This is an archived article that was published on sltrib.com in 2016, and information in the article may be outdated. It is provided only for personal research purposes and may not be reprinted.
What good is high-quality, cutting-edge health care if it is difficult or impossible to access?
Access to affordable health care is limited by the capacity of our health systems to see patients. Only about 10 percent of doctors practice in rural areas of the United States, despite nearly a quarter of the population living in these areas. Recruiting and retaining health care providers in rural and frontier Utah and the Mountain West is difficult. Providers are too often overwhelmed by limited resources, geographical isolation and exponentially increasing medical knowledge. As a result, patients are left to travel long distances sometimes hundreds of miles to be seen by specialists in urban centers.

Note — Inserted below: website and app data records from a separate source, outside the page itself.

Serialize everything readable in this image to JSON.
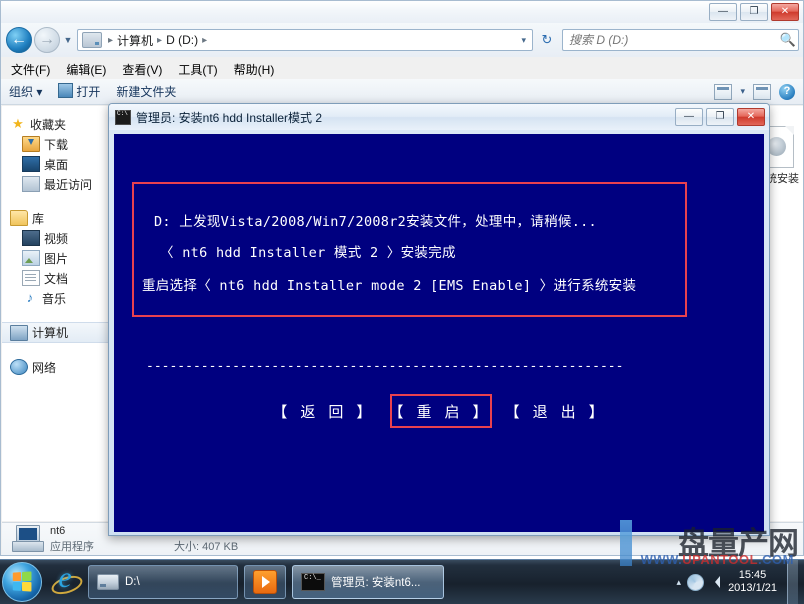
{
  "explorer": {
    "window_controls": {
      "minimize": "—",
      "restore": "❐",
      "close": "✕"
    },
    "address": {
      "crumbs": [
        "计算机",
        "D (D:)"
      ],
      "separator": "▸",
      "dropdown_caret": "▾",
      "refresh": "↻"
    },
    "search": {
      "placeholder": "搜索 D (D:)",
      "icon": "search-icon"
    },
    "menu": [
      {
        "label": "文件(F)"
      },
      {
        "label": "编辑(E)"
      },
      {
        "label": "查看(V)"
      },
      {
        "label": "工具(T)"
      },
      {
        "label": "帮助(H)"
      }
    ],
    "toolbar": {
      "organize": "组织 ▾",
      "open": "打开",
      "new_folder": "新建文件夹",
      "view_caret": "▾",
      "help": "?"
    },
    "sidebar": {
      "groups": [
        {
          "header": "收藏夹",
          "header_icon": "star-icon",
          "items": [
            {
              "label": "下载",
              "icon": "download-icon"
            },
            {
              "label": "桌面",
              "icon": "desktop-icon"
            },
            {
              "label": "最近访问",
              "icon": "recent-places-icon"
            }
          ]
        },
        {
          "header": "库",
          "header_icon": "library-icon",
          "items": [
            {
              "label": "视频",
              "icon": "video-icon"
            },
            {
              "label": "图片",
              "icon": "pictures-icon"
            },
            {
              "label": "文档",
              "icon": "documents-icon"
            },
            {
              "label": "音乐",
              "icon": "music-icon"
            }
          ]
        }
      ],
      "computer": {
        "label": "计算机",
        "icon": "computer-icon"
      },
      "network": {
        "label": "网络",
        "icon": "network-icon"
      }
    },
    "content": {
      "files": [
        {
          "name": "系统安装",
          "icon": "disc-file-icon"
        }
      ]
    },
    "details": {
      "name": "nt6",
      "type": "应用程序",
      "size_label": "大小: 407 KB"
    }
  },
  "console": {
    "title": "管理员:  安装nt6 hdd Installer模式 2",
    "icon": "cmd-icon",
    "window_controls": {
      "minimize": "—",
      "restore": "❐",
      "close": "✕"
    },
    "background_color": "#000080",
    "highlight_color": "#e8414f",
    "message_lines": [
      "D: 上发现Vista/2008/Win7/2008r2安装文件，处理中，请稍候...",
      "〈 nt6 hdd Installer 模式 2 〉安装完成",
      "重启选择〈 nt6 hdd Installer mode 2 [EMS Enable] 〉进行系统安装"
    ],
    "divider": "-------------------------------------------------------------",
    "buttons": [
      {
        "label": "【 返 回 】",
        "highlighted": false
      },
      {
        "label": "【 重 启 】",
        "highlighted": true
      },
      {
        "label": "【 退 出 】",
        "highlighted": false
      }
    ]
  },
  "taskbar": {
    "start": {
      "name": "start-orb"
    },
    "quick_launch": [
      {
        "label": "",
        "icon": "internet-explorer-icon"
      }
    ],
    "buttons": [
      {
        "label": "D:\\",
        "icon": "drive-icon",
        "active": false
      },
      {
        "label": "",
        "icon": "media-player-icon",
        "active": false
      },
      {
        "label": "管理员:  安装nt6...",
        "icon": "cmd-icon",
        "active": true
      }
    ],
    "tray": {
      "arrow": "▴",
      "icons": [
        "network-icon",
        "volume-icon"
      ],
      "time": "15:45",
      "date": "2013/1/21"
    }
  },
  "watermark": {
    "main": "盘量产网",
    "sub_prefix": "WWW.",
    "sub_mid": "UPANTOOL",
    "sub_suffix": ".COM"
  }
}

To make matters worse, sometimes there are not enough specialists to see patients, leading to clinic wait times of weeks or even months. Even patients living in urban areas especially those who are un- or under-insured can experience challenges in accessing specialty care for critical conditions, such as cancer, mental health disorders or even pregnancy.
So what can we do? It's imperative that we begin to innovate new ways to deliver health care.

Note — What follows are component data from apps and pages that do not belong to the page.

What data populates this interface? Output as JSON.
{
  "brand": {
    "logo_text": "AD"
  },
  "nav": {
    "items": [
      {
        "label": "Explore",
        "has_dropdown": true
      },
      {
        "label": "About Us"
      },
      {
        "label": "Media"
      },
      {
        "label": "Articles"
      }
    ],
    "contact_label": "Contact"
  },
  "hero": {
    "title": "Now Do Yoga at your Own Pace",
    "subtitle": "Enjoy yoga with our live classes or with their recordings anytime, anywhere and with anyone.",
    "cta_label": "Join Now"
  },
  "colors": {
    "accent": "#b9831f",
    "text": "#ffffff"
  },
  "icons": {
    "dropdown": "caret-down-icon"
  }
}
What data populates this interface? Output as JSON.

University of Utah Health Care and its partners are working to address this problem through a transformative model of medical knowledge-sharing and collaborative practice called Project ECHO (Extension for Community Healthcare Outcomes). Multi-disciplinary specialist teams use low-cost, multi-point videoconferencing (similar to Skype or FaceTime) to conduct weekly "teleECHO clinics" with community providers in rural and underserved areas around Utah and the Mountain West. During the teleECHO clinics, community providers present patient cases and work with specialists to determine treatment. Specialists serve as mentors, training community providers to deliver care in clinical areas that were previously outside their expertise. Patients who otherwise would've been referred out are able to receive high-quality care in their communities, from providers they trust.
Recently, we were privileged to advise Sen. Orrin Hatch, R-Utah, and Sen. Brian Shatz, D-Hawaii, on the development of the ECHO Act. The ECHO (Expanding Capacity for Health Outcomes) Act brings national attention to the issue of high-quality health care access. The act's aim is to better integrate the Project ECHO model into health systems across the country. The bill requires our federal health care leaders to prioritize analysis of the model and to conduct research that examines how the model can be adopted and funded.
The ECHO Act supports University of Utah Health Care in expanding critical access to patients in rural and underserved areas. Telehealth-based programs like Project ECHO increase our capacity to provide high quality care in the right place at the right time to the right people, in a way that keeps costs down for both the patient and the health system.
Whether you're part of an urban, suburban, rural, or frontier population, the exciting progress we're making in medicine should be available to you. We are thrilled to have the support of Hatch in this significant step forward to relieve provider shortages, build capacity, and bring cost-effective, high-quality health care to every corner of our state and country.
Terry Box, M.D., is medical director of Project ECHO and an assistant professor at the University of Utah School of Medicine.